Description of the task.
Below are some records; return each one exactly.

Dataset entries:
================================

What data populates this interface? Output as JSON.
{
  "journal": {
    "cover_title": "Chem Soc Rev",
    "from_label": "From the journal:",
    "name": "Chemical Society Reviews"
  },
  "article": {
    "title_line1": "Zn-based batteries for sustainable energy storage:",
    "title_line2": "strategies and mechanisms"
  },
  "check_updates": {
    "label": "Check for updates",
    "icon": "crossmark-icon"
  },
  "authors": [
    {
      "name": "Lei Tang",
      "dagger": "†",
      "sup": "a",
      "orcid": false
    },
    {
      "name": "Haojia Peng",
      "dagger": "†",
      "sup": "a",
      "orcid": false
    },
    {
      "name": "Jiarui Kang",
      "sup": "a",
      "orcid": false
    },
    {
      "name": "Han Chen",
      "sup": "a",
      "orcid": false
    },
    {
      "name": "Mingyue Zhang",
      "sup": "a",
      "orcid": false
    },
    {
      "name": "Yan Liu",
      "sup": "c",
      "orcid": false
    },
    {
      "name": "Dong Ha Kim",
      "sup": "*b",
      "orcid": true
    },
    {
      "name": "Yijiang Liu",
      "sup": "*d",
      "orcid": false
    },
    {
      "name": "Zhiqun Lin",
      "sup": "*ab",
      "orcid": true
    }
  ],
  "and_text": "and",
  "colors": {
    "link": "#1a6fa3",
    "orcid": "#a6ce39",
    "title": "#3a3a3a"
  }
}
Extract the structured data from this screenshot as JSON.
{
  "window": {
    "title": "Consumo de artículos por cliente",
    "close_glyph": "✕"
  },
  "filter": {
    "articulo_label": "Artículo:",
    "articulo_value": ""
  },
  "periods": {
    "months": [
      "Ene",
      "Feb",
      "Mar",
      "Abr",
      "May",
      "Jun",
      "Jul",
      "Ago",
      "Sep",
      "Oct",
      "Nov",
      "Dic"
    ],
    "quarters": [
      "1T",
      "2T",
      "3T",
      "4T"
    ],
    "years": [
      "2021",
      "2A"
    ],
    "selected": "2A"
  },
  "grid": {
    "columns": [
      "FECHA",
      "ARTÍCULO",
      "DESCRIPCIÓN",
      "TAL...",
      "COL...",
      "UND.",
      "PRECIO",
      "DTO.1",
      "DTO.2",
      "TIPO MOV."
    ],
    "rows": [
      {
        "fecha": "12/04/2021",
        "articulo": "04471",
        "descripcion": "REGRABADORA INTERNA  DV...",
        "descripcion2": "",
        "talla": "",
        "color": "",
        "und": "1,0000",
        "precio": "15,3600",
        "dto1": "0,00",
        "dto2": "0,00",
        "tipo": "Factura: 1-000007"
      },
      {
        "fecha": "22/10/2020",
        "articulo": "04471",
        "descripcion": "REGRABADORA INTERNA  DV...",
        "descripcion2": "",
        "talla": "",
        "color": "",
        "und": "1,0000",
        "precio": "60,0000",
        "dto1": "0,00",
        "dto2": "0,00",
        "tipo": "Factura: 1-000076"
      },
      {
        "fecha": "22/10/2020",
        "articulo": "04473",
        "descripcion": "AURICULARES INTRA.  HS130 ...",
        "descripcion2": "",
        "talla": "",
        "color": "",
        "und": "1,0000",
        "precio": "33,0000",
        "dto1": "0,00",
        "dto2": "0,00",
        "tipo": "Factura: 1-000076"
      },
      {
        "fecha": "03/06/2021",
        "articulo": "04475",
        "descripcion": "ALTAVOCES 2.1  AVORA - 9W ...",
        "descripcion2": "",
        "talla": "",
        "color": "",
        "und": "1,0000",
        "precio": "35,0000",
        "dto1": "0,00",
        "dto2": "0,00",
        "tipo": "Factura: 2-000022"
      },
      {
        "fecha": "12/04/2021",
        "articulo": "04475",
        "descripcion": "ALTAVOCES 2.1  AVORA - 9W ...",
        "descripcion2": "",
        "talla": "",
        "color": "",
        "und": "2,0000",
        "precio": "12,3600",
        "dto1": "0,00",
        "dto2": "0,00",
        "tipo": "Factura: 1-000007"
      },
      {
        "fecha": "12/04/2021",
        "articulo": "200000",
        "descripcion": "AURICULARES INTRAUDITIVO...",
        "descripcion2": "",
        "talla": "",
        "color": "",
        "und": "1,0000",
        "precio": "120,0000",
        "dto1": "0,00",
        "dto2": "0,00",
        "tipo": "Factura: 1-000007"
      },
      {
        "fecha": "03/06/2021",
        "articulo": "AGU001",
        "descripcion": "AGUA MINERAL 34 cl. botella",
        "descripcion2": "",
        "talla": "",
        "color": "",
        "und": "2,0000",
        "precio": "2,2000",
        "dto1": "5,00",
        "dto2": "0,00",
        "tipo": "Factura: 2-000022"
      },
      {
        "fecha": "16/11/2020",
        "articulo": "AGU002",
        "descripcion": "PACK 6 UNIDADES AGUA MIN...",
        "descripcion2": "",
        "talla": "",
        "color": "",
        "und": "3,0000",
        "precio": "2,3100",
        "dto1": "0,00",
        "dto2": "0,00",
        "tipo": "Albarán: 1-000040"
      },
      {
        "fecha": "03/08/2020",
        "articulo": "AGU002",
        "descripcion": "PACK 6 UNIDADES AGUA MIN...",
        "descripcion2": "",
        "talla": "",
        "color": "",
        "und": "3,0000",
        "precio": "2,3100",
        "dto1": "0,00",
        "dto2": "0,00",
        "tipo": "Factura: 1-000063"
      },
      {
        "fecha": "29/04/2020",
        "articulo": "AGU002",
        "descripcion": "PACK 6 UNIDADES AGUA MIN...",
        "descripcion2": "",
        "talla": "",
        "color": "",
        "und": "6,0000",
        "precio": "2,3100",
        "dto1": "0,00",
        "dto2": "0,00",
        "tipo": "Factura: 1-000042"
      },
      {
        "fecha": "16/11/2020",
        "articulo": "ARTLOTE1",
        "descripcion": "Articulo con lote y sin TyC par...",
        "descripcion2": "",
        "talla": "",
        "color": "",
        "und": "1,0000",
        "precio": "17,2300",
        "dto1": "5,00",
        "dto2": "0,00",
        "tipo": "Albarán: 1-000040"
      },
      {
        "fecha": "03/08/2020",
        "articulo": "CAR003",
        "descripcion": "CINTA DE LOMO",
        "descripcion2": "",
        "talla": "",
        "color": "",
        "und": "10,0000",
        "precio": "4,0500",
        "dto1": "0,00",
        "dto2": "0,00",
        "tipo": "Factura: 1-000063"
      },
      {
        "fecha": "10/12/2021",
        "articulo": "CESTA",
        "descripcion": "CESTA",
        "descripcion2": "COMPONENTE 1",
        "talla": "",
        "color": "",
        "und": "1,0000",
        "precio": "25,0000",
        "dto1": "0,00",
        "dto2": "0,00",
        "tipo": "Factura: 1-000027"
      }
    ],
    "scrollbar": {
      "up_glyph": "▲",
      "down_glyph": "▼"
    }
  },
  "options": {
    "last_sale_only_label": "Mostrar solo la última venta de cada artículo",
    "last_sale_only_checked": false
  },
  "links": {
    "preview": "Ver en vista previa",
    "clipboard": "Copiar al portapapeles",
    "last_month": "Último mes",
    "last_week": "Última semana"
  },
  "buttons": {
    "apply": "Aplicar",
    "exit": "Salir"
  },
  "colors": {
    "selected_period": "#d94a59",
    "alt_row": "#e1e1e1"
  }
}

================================

Response to the task.
What data populates this interface? Output as JSON.
{
  "journal": {
    "cover_title": "Chem Soc Rev",
    "from_label": "From the journal:",
    "name": "Chemical Society Reviews"
  },
  "article": {
    "title_line1": "Zn-based batteries for sustainable energy storage:",
    "title_line2": "strategies and mechanisms"
  },
  "check_updates": {
    "label": "Check for updates",
    "icon": "crossmark-icon"
  },
  "authors": [
    {
      "name": "Lei Tang",
      "dagger": "†",
      "sup": "a",
      "orcid": false
    },
    {
      "name": "Haojia Peng",
      "dagger": "†",
      "sup": "a",
      "orcid": false
    },
    {
      "name": "Jiarui Kang",
      "sup": "a",
      "orcid": false
    },
    {
      "name": "Han Chen",
      "sup": "a",
      "orcid": false
    },
    {
      "name": "Mingyue Zhang",
      "sup": "a",
      "orcid": false
    },
    {
      "name": "Yan Liu",
      "sup": "c",
      "orcid": false
    },
    {
      "name": "Dong Ha Kim",
      "sup": "*b",
      "orcid": true
    },
    {
      "name": "Yijiang Liu",
      "sup": "*d",
      "orcid": false
    },
    {
      "name": "Zhiqun Lin",
      "sup": "*ab",
      "orcid": true
    }
  ],
  "and_text": "and",
  "colors": {
    "link": "#1a6fa3",
    "orcid": "#a6ce39",
    "title": "#3a3a3a"
  }
}
Extract the structured data from this screenshot as JSON.
{
  "window": {
    "title": "Consumo de artículos por cliente",
    "close_glyph": "✕"
  },
  "filter": {
    "articulo_label": "Artículo:",
    "articulo_value": ""
  },
  "periods": {
    "months": [
      "Ene",
      "Feb",
      "Mar",
      "Abr",
      "May",
      "Jun",
      "Jul",
      "Ago",
      "Sep",
      "Oct",
      "Nov",
      "Dic"
    ],
    "quarters": [
      "1T",
      "2T",
      "3T",
      "4T"
    ],
    "years": [
      "2021",
      "2A"
    ],
    "selected": "2A"
  },
  "grid": {
    "columns": [
      "FECHA",
      "ARTÍCULO",
      "DESCRIPCIÓN",
      "TAL...",
      "COL...",
      "UND.",
      "PRECIO",
      "DTO.1",
      "DTO.2",
      "TIPO MOV."
    ],
    "rows": [
      {
        "fecha": "12/04/2021",
        "articulo": "04471",
        "descripcion": "REGRABADORA INTERNA  DV...",
        "descripcion2": "",
        "talla": "",
        "color": "",
        "und": "1,0000",
        "precio": "15,3600",
        "dto1": "0,00",
        "dto2": "0,00",
        "tipo": "Factura: 1-000007"
      },
      {
        "fecha": "22/10/2020",
        "articulo": "04471",
        "descripcion": "REGRABADORA INTERNA  DV...",
        "descripcion2": "",
        "talla": "",
        "color": "",
        "und": "1,0000",
        "precio": "60,0000",
        "dto1": "0,00",
        "dto2": "0,00",
        "tipo": "Factura: 1-000076"
      },
      {
        "fecha": "22/10/2020",
        "articulo": "04473",
        "descripcion": "AURICULARES INTRA.  HS130 ...",
        "descripcion2": "",
        "talla": "",
        "color": "",
        "und": "1,0000",
        "precio": "33,0000",
        "dto1": "0,00",
        "dto2": "0,00",
        "tipo": "Factura: 1-000076"
      },
      {
        "fecha": "03/06/2021",
        "articulo": "04475",
        "descripcion": "ALTAVOCES 2.1  AVORA - 9W ...",
        "descripcion2": "",
        "talla": "",
        "color": "",
        "und": "1,0000",
        "precio": "35,0000",
        "dto1": "0,00",
        "dto2": "0,00",
        "tipo": "Factura: 2-000022"
      },
      {
        "fecha": "12/04/2021",
        "articulo": "04475",
        "descripcion": "ALTAVOCES 2.1  AVORA - 9W ...",
        "descripcion2": "",
        "talla": "",
        "color": "",
        "und": "2,0000",
        "precio": "12,3600",
        "dto1": "0,00",
        "dto2": "0,00",
        "tipo": "Factura: 1-000007"
      },
      {
        "fecha": "12/04/2021",
        "articulo": "200000",
        "descripcion": "AURICULARES INTRAUDITIVO...",
        "descripcion2": "",
        "talla": "",
        "color": "",
        "und": "1,0000",
        "precio": "120,0000",
        "dto1": "0,00",
        "dto2": "0,00",
        "tipo": "Factura: 1-000007"
      },
      {
        "fecha": "03/06/2021",
        "articulo": "AGU001",
        "descripcion": "AGUA MINERAL 34 cl. botella",
        "descripcion2": "",
        "talla": "",
        "color": "",
        "und": "2,0000",
        "precio": "2,2000",
        "dto1": "5,00",
        "dto2": "0,00",
        "tipo": "Factura: 2-000022"
      },
      {
        "fecha": "16/11/2020",
        "articulo": "AGU002",
        "descripcion": "PACK 6 UNIDADES AGUA MIN...",
        "descripcion2": "",
        "talla": "",
        "color": "",
        "und": "3,0000",
        "precio": "2,3100",
        "dto1": "0,00",
        "dto2": "0,00",
        "tipo": "Albarán: 1-000040"
      },
      {
        "fecha": "03/08/2020",
        "articulo": "AGU002",
        "descripcion": "PACK 6 UNIDADES AGUA MIN...",
        "descripcion2": "",
        "talla": "",
        "color": "",
        "und": "3,0000",
        "precio": "2,3100",
        "dto1": "0,00",
        "dto2": "0,00",
        "tipo": "Factura: 1-000063"
      },
      {
        "fecha": "29/04/2020",
        "articulo": "AGU002",
        "descripcion": "PACK 6 UNIDADES AGUA MIN...",
        "descripcion2": "",
        "talla": "",
        "color": "",
        "und": "6,0000",
        "precio": "2,3100",
        "dto1": "0,00",
        "dto2": "0,00",
        "tipo": "Factura: 1-000042"
      },
      {
        "fecha": "16/11/2020",
        "articulo": "ARTLOTE1",
        "descripcion": "Articulo con lote y sin TyC par...",
        "descripcion2": "",
        "talla": "",
        "color": "",
        "und": "1,0000",
        "precio": "17,2300",
        "dto1": "5,00",
        "dto2": "0,00",
        "tipo": "Albarán: 1-000040"
      },
      {
        "fecha": "03/08/2020",
        "articulo": "CAR003",
        "descripcion": "CINTA DE LOMO",
        "descripcion2": "",
        "talla": "",
        "color": "",
        "und": "10,0000",
        "precio": "4,0500",
        "dto1": "0,00",
        "dto2": "0,00",
        "tipo": "Factura: 1-000063"
      },
      {
        "fecha": "10/12/2021",
        "articulo": "CESTA",
        "descripcion": "CESTA",
        "descripcion2": "COMPONENTE 1",
        "talla": "",
        "color": "",
        "und": "1,0000",
        "precio": "25,0000",
        "dto1": "0,00",
        "dto2": "0,00",
        "tipo": "Factura: 1-000027"
      }
    ],
    "scrollbar": {
      "up_glyph": "▲",
      "down_glyph": "▼"
    }
  },
  "options": {
    "last_sale_only_label": "Mostrar solo la última venta de cada artículo",
    "last_sale_only_checked": false
  },
  "links": {
    "preview": "Ver en vista previa",
    "clipboard": "Copiar al portapapeles",
    "last_month": "Último mes",
    "last_week": "Última semana"
  },
  "buttons": {
    "apply": "Aplicar",
    "exit": "Salir"
  },
  "colors": {
    "selected_period": "#d94a59",
    "alt_row": "#e1e1e1"
  }
}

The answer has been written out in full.